recognized. This is somewhat of an inven
tion, but if females desire to heal the sick,
there is no earthly reason why the field should
not be open to them.
Little girls seem to be now-a-days beset
with a mania for intemperate exercise in
"jumping the rope." Several have died
from excess of this kind. Two victims have
been reported within two days ; one in Newr
ark. N. J., who died outright, and another
in Northampton, Massachusetts, who lies in
a dangerous condition in consequence of
jumping five hundred and fifty-four times
without cessation. Cin. Columbian.
One of the most humorous play upon
words we have ever met, is the following
lankee rhyme :
Two lovers stood upon the shore
Of Massachusetts Bay,
Bidding a sad farewell before
Seth tore himself away;
" 111 marry vou when I come tack,
My Sally Ann," said he,
And then he took a little smack,
And went away to sea.
Fire Balls Singular Phenomena.
During the heavy rain on Friday night, a
very remarkable phenomenon was observed
by a large number of persons in this city.
In all directions the atmosphere was filled
with illuminated balls, resembling fire, which
floated through the air only a short distance
above the earth. They varied in size from
that of a man's double'fists to that of a mar
ble. They were not extinguished by the rain,
but were brightest and most numerous when
the storm was the severest. Their appear
ance in the black midnight is represented to
have been exceedingly beautiful. We pre
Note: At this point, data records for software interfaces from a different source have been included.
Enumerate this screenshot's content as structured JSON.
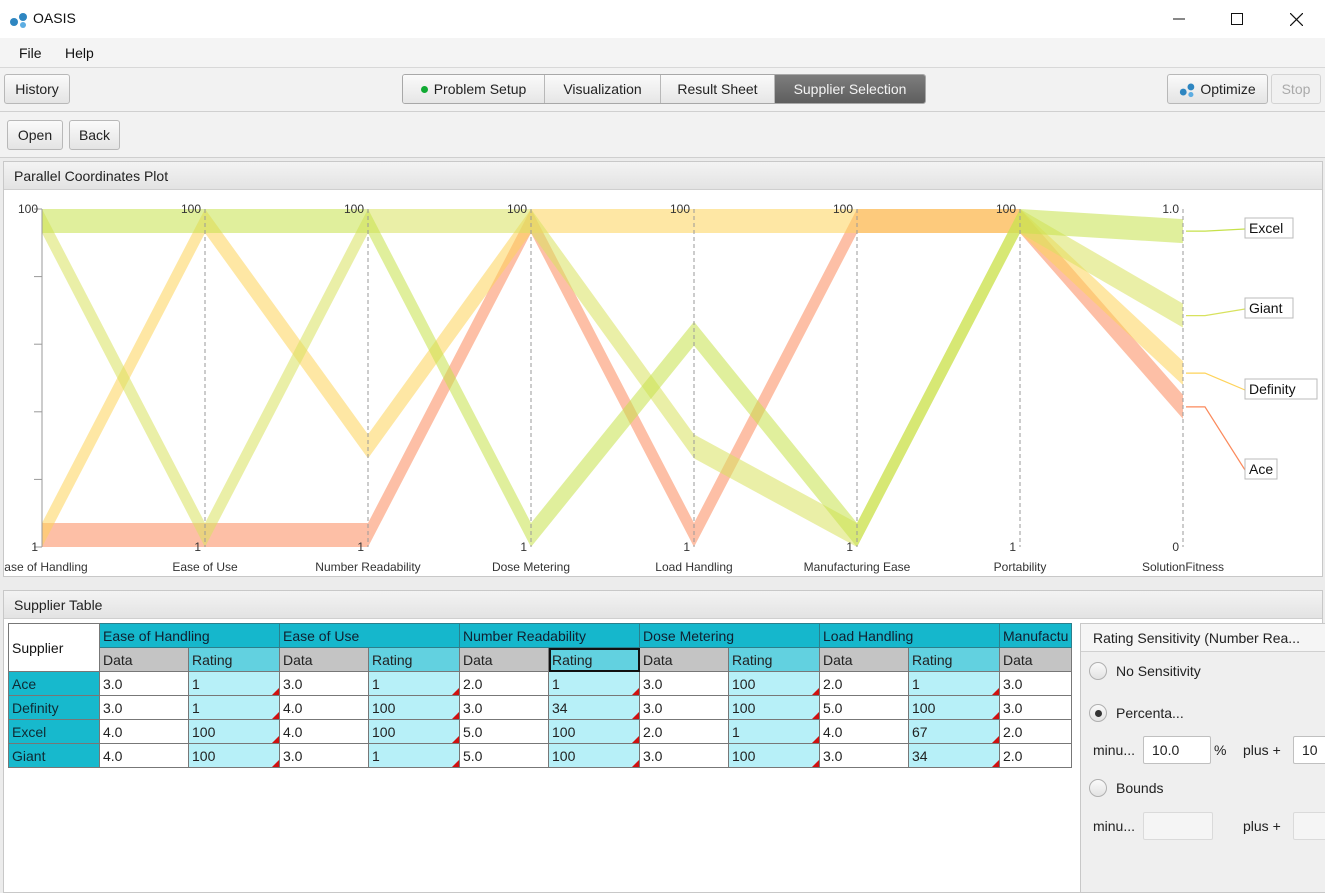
{
  "window": {
    "title": "OASIS"
  },
  "menu": [
    "File",
    "Help"
  ],
  "toolbar": {
    "history": "History",
    "tabs": [
      "Problem Setup",
      "Visualization",
      "Result Sheet",
      "Supplier Selection"
    ],
    "active_tab": "Supplier Selection",
    "optimize": "Optimize",
    "stop": "Stop"
  },
  "subtoolbar": {
    "open": "Open",
    "back": "Back"
  },
  "plot": {
    "title": "Parallel Coordinates Plot",
    "colors": {
      "Ace": "#fb8a5c",
      "Definity": "#fed35a",
      "Excel": "#c6e14a",
      "Giant": "#d8e25e",
      "Orange": "#f59a2a"
    }
  },
  "chart_data": {
    "type": "parallel-coordinates",
    "axes": [
      {
        "name": "Ease of Handling",
        "max": "100",
        "min": "1"
      },
      {
        "name": "Ease of Use",
        "max": "100",
        "min": "1"
      },
      {
        "name": "Number Readability",
        "max": "100",
        "min": "1"
      },
      {
        "name": "Dose Metering",
        "max": "100",
        "min": "1"
      },
      {
        "name": "Load Handling",
        "max": "100",
        "min": "1"
      },
      {
        "name": "Manufacturing Ease",
        "max": "100",
        "min": "1"
      },
      {
        "name": "Portability",
        "max": "100",
        "min": "1"
      },
      {
        "name": "SolutionFitness",
        "max": "1.0",
        "min": "0"
      }
    ],
    "series": [
      {
        "name": "Ace",
        "color": "#fb8a5c",
        "values": [
          1,
          1,
          1,
          100,
          1,
          100,
          100,
          0.45
        ]
      },
      {
        "name": "Definity",
        "color": "#fed35a",
        "values": [
          1,
          100,
          34,
          100,
          100,
          100,
          100,
          0.55
        ]
      },
      {
        "name": "Excel",
        "color": "#c6e14a",
        "values": [
          100,
          100,
          100,
          1,
          67,
          1,
          100,
          0.97
        ]
      },
      {
        "name": "Giant",
        "color": "#d8e25e",
        "values": [
          100,
          1,
          100,
          100,
          34,
          1,
          100,
          0.72
        ]
      }
    ],
    "legend": [
      "Excel",
      "Giant",
      "Definity",
      "Ace"
    ],
    "legend_position": "right"
  },
  "table": {
    "title": "Supplier Table",
    "supplier_header": "Supplier",
    "groups": [
      "Ease of Handling",
      "Ease of Use",
      "Number Readability",
      "Dose Metering",
      "Load Handling",
      "Manufactu"
    ],
    "sub_data": "Data",
    "sub_rating": "Rating",
    "rows": [
      {
        "name": "Ace",
        "cells": [
          "3.0",
          "1",
          "3.0",
          "1",
          "2.0",
          "1",
          "3.0",
          "100",
          "2.0",
          "1",
          "3.0"
        ]
      },
      {
        "name": "Definity",
        "cells": [
          "3.0",
          "1",
          "4.0",
          "100",
          "3.0",
          "34",
          "3.0",
          "100",
          "5.0",
          "100",
          "3.0"
        ]
      },
      {
        "name": "Excel",
        "cells": [
          "4.0",
          "100",
          "4.0",
          "100",
          "5.0",
          "100",
          "2.0",
          "1",
          "4.0",
          "67",
          "2.0"
        ]
      },
      {
        "name": "Giant",
        "cells": [
          "4.0",
          "100",
          "3.0",
          "1",
          "5.0",
          "100",
          "3.0",
          "100",
          "3.0",
          "34",
          "2.0"
        ]
      }
    ]
  },
  "sensitivity": {
    "title": "Rating Sensitivity (Number Rea...",
    "no_sensitivity": "No Sensitivity",
    "percentage": "Percenta...",
    "minus_label": "minu...",
    "minus_value": "10.0",
    "percent_sign": "%",
    "plus_label": "plus +",
    "plus_value": "10",
    "bounds": "Bounds",
    "bounds_minus_label": "minu...",
    "bounds_plus_label": "plus +"
  }
}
sume they were electrical balls, but hew
generated or occasioned we do not pretend
to explain. Alton Tel.